= WHAT THE TASK REQUIRES =
What lines of the data below include the word "annotation"? Report them by copying each.

= MATERIAL SUPPLIED =
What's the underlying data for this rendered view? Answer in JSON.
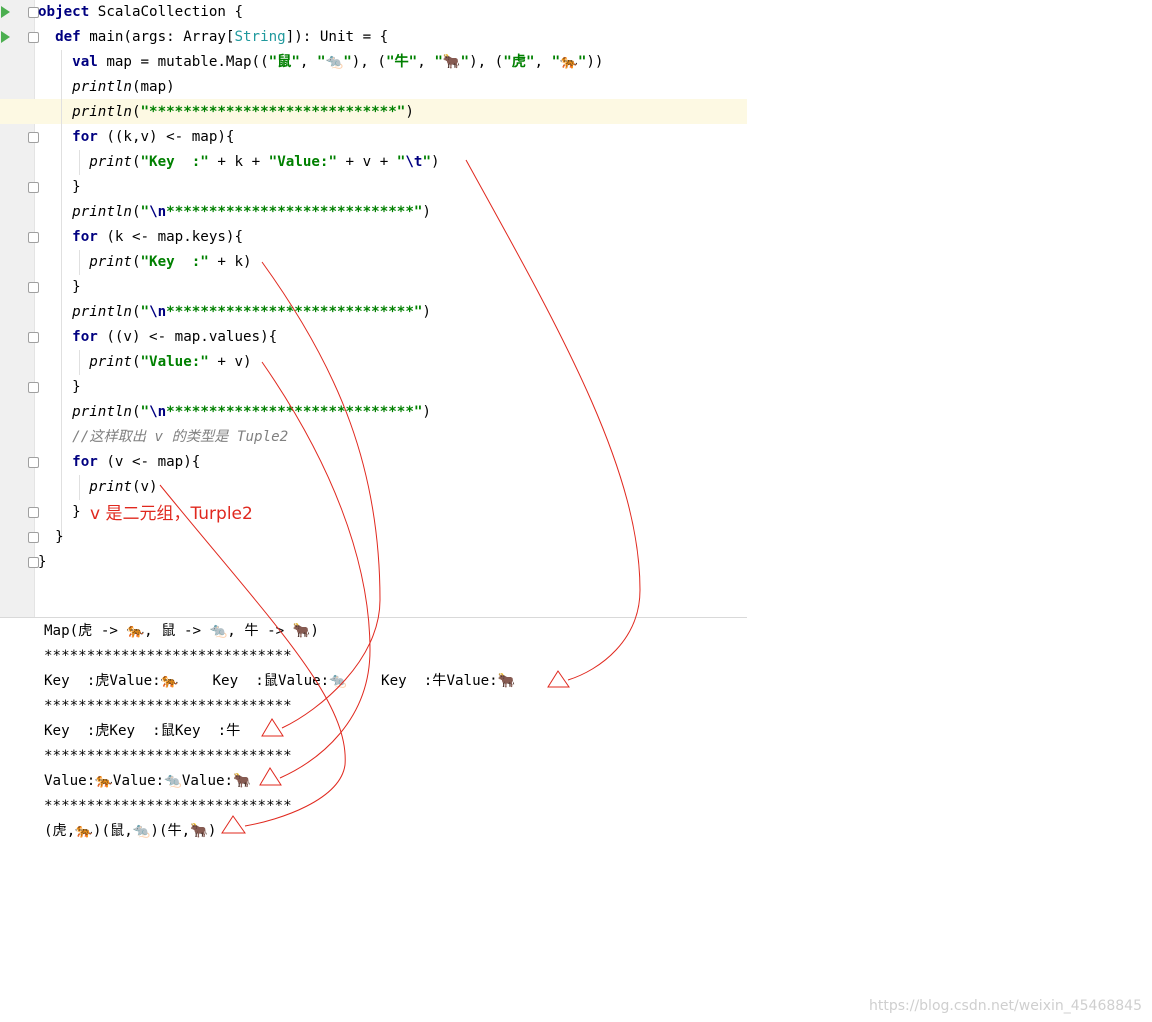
{
  "editor": {
    "code_lines": [
      {
        "t": "object ScalaCollection {"
      },
      {
        "t": "  def main(args: Array[String]): Unit = {"
      },
      {
        "t": "    val map = mutable.Map((\"鼠\", \"🐀\"), (\"牛\", \"🐂\"), (\"虎\", \"🐅\"))"
      },
      {
        "t": "    println(map)"
      },
      {
        "t": "    println(\"*****************************\")"
      },
      {
        "t": "    for ((k,v) <- map){"
      },
      {
        "t": "      print(\"Key  :\" + k + \"Value:\" + v + \"\\t\")"
      },
      {
        "t": "    }"
      },
      {
        "t": "    println(\"\\n*****************************\")"
      },
      {
        "t": "    for (k <- map.keys){"
      },
      {
        "t": "      print(\"Key  :\" + k)"
      },
      {
        "t": "    }"
      },
      {
        "t": "    println(\"\\n*****************************\")"
      },
      {
        "t": "    for ((v) <- map.values){"
      },
      {
        "t": "      print(\"Value:\" + v)"
      },
      {
        "t": "    }"
      },
      {
        "t": "    println(\"\\n*****************************\")"
      },
      {
        "t": "    //这样取出 v 的类型是 Tuple2"
      },
      {
        "t": "    for (v <- map){"
      },
      {
        "t": "      print(v)"
      },
      {
        "t": "    }"
      },
      {
        "t": "  }"
      },
      {
        "t": "}"
      }
    ],
    "annotation": "v 是二元组，Turple2"
  },
  "console": {
    "lines": [
      "Map(虎 -> 🐅, 鼠 -> 🐀, 牛 -> 🐂)",
      "*****************************",
      "Key  :虎Value:🐅    Key  :鼠Value:🐀    Key  :牛Value:🐂",
      "*****************************",
      "Key  :虎Key  :鼠Key  :牛",
      "*****************************",
      "Value:🐅Value:🐀Value:🐂",
      "*****************************",
      "(虎,🐅)(鼠,🐀)(牛,🐂)"
    ]
  },
  "watermark": "https://blog.csdn.net/weixin_45468845",
  "colors": {
    "keyword": "#000080",
    "string": "#008000",
    "comment": "#808080",
    "annotation": "#e0281e",
    "highlight_line": "#fdf9e3"
  }
}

= ANSWER BOX =
    "annotation": "v 是二元组，Turple2"
    "annotation": "#e0281e",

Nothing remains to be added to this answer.